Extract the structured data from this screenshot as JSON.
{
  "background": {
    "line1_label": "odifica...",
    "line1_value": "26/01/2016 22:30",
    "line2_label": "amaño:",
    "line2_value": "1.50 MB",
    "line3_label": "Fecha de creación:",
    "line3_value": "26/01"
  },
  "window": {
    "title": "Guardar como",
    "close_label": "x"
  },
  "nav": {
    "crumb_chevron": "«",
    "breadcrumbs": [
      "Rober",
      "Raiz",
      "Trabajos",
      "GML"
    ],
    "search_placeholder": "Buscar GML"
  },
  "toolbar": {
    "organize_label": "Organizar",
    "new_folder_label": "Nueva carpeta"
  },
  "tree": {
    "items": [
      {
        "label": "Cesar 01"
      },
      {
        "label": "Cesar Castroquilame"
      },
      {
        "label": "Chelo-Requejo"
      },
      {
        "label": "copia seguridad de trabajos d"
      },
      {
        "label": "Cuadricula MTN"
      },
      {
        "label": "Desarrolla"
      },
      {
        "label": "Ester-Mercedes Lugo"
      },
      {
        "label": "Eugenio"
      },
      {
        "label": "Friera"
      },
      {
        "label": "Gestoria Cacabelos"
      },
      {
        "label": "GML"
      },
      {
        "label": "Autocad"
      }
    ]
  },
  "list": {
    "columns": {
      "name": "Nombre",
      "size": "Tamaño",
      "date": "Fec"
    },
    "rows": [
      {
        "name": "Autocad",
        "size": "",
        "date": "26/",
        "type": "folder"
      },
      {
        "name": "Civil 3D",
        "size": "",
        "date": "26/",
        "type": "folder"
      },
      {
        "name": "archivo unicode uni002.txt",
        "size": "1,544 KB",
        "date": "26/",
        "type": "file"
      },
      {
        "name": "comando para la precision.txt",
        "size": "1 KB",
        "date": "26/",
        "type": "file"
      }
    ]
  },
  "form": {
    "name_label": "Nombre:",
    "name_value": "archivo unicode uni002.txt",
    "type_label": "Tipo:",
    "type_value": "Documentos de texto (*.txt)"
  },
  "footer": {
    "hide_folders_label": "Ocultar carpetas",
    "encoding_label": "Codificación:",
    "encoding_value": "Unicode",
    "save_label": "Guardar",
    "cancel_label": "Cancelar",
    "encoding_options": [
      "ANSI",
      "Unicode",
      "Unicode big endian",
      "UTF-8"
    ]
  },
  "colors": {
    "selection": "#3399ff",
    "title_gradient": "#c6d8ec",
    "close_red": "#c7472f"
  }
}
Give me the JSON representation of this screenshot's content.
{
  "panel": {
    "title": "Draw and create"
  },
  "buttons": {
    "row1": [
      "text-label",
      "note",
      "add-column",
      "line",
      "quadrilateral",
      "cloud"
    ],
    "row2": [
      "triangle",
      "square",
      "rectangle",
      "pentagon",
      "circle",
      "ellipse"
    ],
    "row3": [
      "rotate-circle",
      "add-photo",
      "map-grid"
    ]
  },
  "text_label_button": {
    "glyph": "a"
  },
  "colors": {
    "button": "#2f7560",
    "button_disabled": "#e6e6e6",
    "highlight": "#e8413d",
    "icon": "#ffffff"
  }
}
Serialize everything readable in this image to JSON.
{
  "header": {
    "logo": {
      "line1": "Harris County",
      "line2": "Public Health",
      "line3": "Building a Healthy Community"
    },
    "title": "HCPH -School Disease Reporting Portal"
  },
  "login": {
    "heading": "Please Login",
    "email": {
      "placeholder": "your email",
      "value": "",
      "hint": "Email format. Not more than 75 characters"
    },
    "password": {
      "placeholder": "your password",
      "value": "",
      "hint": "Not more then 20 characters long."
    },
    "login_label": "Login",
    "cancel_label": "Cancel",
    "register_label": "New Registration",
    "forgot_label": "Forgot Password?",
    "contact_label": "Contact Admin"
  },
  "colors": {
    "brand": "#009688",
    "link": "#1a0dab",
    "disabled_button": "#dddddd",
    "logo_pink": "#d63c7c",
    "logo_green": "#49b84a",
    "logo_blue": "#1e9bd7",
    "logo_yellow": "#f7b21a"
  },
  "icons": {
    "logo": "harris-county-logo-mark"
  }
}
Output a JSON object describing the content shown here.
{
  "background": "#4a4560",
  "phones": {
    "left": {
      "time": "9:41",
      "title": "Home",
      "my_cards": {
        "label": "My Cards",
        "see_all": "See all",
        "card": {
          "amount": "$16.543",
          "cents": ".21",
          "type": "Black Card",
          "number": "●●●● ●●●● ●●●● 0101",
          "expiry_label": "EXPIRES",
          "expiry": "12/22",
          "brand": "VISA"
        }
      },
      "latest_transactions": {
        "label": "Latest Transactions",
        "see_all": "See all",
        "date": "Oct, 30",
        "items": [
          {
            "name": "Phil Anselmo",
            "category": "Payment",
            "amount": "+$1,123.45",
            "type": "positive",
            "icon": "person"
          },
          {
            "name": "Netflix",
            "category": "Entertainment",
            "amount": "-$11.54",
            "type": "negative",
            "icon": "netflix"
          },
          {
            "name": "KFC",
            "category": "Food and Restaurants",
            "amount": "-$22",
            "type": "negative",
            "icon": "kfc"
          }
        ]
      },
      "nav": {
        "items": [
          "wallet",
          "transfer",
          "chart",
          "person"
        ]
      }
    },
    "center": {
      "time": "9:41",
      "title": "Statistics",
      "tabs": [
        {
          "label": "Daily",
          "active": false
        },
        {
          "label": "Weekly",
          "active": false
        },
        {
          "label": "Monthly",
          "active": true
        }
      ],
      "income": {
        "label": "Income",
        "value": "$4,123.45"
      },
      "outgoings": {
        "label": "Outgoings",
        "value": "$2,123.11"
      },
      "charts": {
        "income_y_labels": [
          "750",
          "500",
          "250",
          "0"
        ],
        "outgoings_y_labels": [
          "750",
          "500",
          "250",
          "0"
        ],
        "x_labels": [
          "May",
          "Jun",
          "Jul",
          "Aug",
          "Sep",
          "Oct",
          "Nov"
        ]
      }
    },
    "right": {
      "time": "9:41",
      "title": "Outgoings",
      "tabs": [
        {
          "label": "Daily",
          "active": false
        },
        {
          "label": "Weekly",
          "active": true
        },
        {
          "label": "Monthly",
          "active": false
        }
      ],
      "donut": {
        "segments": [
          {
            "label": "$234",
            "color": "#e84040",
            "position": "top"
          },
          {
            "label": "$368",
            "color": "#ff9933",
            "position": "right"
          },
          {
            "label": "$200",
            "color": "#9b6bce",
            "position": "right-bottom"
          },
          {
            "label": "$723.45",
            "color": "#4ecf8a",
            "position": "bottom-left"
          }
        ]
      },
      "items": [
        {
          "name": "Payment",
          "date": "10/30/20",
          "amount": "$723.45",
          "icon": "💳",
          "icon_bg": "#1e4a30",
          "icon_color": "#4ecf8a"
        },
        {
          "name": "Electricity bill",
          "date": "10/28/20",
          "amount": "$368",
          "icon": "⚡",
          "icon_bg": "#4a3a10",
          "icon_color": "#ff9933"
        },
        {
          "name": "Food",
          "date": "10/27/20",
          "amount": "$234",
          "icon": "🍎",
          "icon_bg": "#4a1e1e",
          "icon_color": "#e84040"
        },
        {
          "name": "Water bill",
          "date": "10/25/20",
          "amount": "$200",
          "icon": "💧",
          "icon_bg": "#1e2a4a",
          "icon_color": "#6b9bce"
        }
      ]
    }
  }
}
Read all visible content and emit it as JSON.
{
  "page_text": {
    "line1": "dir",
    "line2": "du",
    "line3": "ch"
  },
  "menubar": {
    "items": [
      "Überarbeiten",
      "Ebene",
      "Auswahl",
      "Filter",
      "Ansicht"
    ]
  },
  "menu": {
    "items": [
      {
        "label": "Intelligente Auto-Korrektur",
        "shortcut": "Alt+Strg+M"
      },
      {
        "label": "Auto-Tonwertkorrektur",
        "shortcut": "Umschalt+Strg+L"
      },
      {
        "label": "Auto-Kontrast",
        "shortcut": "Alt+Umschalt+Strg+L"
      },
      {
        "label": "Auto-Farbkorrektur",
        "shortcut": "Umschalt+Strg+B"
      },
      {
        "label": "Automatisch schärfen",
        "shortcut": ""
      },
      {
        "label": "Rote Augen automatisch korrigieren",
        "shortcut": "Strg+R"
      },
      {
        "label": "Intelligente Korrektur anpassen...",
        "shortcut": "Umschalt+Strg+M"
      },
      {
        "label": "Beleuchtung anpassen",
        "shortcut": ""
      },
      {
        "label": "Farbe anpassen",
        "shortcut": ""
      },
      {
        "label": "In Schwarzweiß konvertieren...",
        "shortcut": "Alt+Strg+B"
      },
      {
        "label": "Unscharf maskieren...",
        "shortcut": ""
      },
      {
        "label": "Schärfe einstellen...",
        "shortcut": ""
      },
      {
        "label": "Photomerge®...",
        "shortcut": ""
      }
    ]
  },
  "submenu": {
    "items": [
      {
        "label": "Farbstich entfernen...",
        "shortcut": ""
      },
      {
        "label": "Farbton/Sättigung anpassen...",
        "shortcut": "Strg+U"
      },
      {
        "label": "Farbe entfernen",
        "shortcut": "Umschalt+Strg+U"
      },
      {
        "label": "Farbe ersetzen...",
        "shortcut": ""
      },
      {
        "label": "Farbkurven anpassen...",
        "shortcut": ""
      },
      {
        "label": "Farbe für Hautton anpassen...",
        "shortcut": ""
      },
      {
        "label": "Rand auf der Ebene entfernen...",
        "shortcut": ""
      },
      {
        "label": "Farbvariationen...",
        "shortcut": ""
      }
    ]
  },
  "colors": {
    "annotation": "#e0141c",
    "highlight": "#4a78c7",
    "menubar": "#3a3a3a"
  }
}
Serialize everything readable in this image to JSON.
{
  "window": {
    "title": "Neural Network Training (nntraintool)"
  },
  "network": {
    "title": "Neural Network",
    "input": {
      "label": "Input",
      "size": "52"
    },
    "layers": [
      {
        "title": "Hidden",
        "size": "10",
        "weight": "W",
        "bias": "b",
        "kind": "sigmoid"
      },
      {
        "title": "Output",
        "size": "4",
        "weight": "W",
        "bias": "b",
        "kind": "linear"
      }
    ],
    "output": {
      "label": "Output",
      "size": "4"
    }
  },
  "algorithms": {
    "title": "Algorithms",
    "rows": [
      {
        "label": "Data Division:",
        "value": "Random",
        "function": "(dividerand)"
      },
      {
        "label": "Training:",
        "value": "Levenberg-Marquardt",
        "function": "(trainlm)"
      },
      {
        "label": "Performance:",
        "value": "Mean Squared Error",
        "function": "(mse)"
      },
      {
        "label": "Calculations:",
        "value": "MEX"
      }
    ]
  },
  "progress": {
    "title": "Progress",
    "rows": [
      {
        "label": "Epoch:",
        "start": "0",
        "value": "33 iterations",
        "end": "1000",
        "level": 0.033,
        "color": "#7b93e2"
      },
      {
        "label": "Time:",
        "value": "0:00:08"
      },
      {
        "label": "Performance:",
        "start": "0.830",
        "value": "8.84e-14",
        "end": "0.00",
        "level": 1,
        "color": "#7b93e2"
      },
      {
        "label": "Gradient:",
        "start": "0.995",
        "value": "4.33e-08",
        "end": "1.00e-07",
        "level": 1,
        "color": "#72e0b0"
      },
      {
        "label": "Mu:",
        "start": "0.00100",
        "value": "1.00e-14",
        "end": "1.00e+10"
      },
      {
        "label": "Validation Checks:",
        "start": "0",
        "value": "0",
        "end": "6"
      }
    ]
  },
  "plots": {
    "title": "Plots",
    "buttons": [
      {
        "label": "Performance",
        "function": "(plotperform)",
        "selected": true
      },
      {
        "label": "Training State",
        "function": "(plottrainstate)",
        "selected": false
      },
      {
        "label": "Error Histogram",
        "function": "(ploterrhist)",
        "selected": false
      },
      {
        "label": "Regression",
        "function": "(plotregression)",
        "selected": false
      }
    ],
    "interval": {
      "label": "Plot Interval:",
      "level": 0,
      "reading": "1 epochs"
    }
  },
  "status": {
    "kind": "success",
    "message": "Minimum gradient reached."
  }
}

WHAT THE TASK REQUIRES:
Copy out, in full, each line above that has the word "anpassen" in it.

REPLY:
        "label": "Intelligente Korrektur anpassen...",
        "label": "Beleuchtung anpassen",
        "label": "Farbe anpassen",
        "label": "Farbton/Sättigung anpassen...",
        "label": "Farbkurven anpassen...",
        "label": "Farbe für Hautton anpassen...",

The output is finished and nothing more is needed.